Second, we need to work hard on the ecosystem. The ECP and the government need to encourage extensive consultation and wide-ranging stakeholder participation in every step of the process. The opposition needs to take up the government’s invitation to discuss electoral reforms. Election technology is too important to be left solely in the hands of technologists, politicians and government officials.

President Arif Alvi has taken the lead in bringing the debate to the public. It is equally vital that civil society assert itself. Citizen activists, academics and civil society actually lead election integrity efforts in countries like the US and India. Fafen’s (Free and Fair Election Network) call “for a more extended public and political discourse” is certainly very welcome. Pildat (Pakistan Institute of Legislative Development and Transparency) also recently organised a very successful short course to kick-start a sustained discussion.

But there is a mountain of research still to be done. We need to build every different kind of EVM and internet voting system under the sun. We need to trial promising systems at every possible opportunity, in university elections, trader organisation polls, and bar councils. We need to conduct high quality pilots with scientific rigour. We need to immerse ourselves in the e-voting literature and document ecosystem components, best practices, standards and common pitfalls.

We need to build bridges with the international research community, the way Estonia, India and Australia have done. We need bug bounties and hackathons that meet international standards. We need usability studies, we need cost-benefits analyses, we need threat models and risk assessments.

We need to devise mechanisms to facilitate transparency and third-party audits suited to Pakistan. We need research on logistics, workflow and maintenance. If we’re going to set up one of the largest EVM deployments in the world — over 300,000 machines — we need environmental impact studies.

This list is a long one.

This sort of work — genuine research and development to adapt technology to our own unique and complex ground realities — has rarely ever been done before. It is unclear if we even have the expertise and capacity to undertake such studies. We need to build this culture.

In the West, it is the modus operandi: technology policy is directly informed by high quality research. Usually this is accomplished via research collaborations, round-table conferences, seminars, working groups, and public calls for comments. Last year, when South Africa mulled the introduction of electronic voting, there were over 12,000 submissions from the general public and civil society.

If this seems like too much work, it is.

If there is one key lesson in the saga of election technology, it is that we cannot afford shortcuts. We need to follow every process in the book, we need to dot ever i and cross every t. The election technology ecosystem is typically the most neglected component in deployments.

An easier way to think of this: we don’t just need Estonia-style software to succeed — we need to develop the kind of ethos in which people can innovate such systems and deploy and use them successfully. We need to inculcate that sense of professionalism, that commitment to transparency and democracy, those high standards of research and — most importantly — that sense of vision and depth.

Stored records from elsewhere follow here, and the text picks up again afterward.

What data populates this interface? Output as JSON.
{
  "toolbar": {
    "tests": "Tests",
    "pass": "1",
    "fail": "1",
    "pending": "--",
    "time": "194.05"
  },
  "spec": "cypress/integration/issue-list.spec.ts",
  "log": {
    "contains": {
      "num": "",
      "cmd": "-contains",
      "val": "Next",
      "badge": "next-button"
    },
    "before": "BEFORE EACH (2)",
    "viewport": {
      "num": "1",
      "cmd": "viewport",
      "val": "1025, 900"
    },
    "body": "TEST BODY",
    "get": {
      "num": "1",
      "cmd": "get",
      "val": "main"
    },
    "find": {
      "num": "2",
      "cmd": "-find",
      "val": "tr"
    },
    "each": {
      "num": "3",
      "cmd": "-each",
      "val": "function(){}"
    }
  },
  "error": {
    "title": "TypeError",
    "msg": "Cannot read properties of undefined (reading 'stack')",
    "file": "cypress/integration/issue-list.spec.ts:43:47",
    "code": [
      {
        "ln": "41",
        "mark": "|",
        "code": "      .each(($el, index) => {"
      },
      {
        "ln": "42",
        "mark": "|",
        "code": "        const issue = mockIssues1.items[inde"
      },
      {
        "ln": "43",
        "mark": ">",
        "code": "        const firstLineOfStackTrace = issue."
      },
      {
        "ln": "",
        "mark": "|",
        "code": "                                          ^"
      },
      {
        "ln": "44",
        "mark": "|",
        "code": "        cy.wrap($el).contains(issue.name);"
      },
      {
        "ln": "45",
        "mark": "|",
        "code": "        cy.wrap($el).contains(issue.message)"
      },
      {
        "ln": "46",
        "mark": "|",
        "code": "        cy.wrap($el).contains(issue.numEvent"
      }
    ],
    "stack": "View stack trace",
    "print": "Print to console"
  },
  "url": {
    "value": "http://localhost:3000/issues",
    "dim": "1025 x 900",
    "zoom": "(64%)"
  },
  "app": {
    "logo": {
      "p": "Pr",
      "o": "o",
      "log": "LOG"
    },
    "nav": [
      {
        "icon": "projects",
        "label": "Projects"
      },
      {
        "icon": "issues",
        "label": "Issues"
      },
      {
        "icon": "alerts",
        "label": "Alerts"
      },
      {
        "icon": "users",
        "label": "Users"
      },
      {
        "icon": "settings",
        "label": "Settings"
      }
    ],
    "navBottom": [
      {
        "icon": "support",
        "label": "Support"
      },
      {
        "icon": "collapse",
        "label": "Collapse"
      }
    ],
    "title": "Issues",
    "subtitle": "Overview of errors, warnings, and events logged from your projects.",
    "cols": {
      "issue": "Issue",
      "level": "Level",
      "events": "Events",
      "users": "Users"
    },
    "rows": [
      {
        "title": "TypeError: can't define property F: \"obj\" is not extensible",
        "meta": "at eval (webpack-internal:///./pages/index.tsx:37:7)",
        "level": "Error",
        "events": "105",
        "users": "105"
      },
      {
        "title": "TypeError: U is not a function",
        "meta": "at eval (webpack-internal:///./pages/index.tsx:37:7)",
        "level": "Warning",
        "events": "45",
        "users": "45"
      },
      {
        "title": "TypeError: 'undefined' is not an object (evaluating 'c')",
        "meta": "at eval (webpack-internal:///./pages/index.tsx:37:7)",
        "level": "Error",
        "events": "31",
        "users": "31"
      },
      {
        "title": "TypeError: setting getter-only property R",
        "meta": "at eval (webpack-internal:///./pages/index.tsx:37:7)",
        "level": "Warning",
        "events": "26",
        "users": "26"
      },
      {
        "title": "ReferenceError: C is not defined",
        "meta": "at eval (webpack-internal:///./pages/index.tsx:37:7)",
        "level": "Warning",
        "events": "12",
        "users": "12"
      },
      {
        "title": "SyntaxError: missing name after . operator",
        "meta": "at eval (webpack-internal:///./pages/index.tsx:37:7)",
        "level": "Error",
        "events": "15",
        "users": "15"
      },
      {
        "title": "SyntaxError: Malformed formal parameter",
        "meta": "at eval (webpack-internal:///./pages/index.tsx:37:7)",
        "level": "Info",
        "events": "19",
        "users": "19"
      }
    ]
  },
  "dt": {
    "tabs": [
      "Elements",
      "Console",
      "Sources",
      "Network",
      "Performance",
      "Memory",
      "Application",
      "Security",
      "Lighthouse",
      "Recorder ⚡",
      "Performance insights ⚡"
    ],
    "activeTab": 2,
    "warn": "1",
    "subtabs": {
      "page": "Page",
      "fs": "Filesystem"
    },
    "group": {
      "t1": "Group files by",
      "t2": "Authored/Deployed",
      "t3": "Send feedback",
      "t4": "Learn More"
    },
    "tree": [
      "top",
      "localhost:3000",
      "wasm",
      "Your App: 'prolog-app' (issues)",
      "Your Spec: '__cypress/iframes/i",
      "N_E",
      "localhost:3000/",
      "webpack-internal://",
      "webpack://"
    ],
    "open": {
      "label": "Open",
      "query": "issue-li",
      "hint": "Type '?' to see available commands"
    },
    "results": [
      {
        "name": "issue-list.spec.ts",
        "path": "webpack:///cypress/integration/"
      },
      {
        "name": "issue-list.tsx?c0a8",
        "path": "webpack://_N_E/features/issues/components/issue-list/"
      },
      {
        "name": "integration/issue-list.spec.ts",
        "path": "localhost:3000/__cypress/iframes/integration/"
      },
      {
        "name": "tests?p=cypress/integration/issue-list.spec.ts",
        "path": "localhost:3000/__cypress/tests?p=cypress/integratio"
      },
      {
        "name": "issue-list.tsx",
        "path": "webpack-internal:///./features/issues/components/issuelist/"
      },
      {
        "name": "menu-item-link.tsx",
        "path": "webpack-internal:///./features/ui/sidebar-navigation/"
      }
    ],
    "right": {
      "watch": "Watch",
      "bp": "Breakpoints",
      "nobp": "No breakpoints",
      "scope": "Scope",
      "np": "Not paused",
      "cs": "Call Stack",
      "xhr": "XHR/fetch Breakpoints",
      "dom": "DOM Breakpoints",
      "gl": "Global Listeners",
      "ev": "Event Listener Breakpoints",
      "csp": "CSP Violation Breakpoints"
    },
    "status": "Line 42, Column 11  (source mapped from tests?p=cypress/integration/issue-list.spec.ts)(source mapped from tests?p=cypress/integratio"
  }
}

There is an elegant irony in the fact that the real secret to succeeding with election technology is not just about having the fanciest machine or the most cutting-edge system. Rather, it is linked to the quality of our effort, how we engage and collaborate with each other and our genuine commitment to transparency. To quote Cheeseman again regarding election technology in Africa: “Unsurprisingly, we find that the greatest gains from digitisation come from countries where the quality of democracy is higher and the electoral commission more independent.”

This journey is not an easy one, but it is very worthwhile — this is the real business of democracy.

Header illustration by Radia Durani

The writer teaches at NUST. He has a postdoc in election security and advises the government and the ECP on election technology. He can be reached at He is also part of the PIVOT election technology awareness project (Twitter: @pivotpk)

Published in Dawn, EOS, August 15th, 2021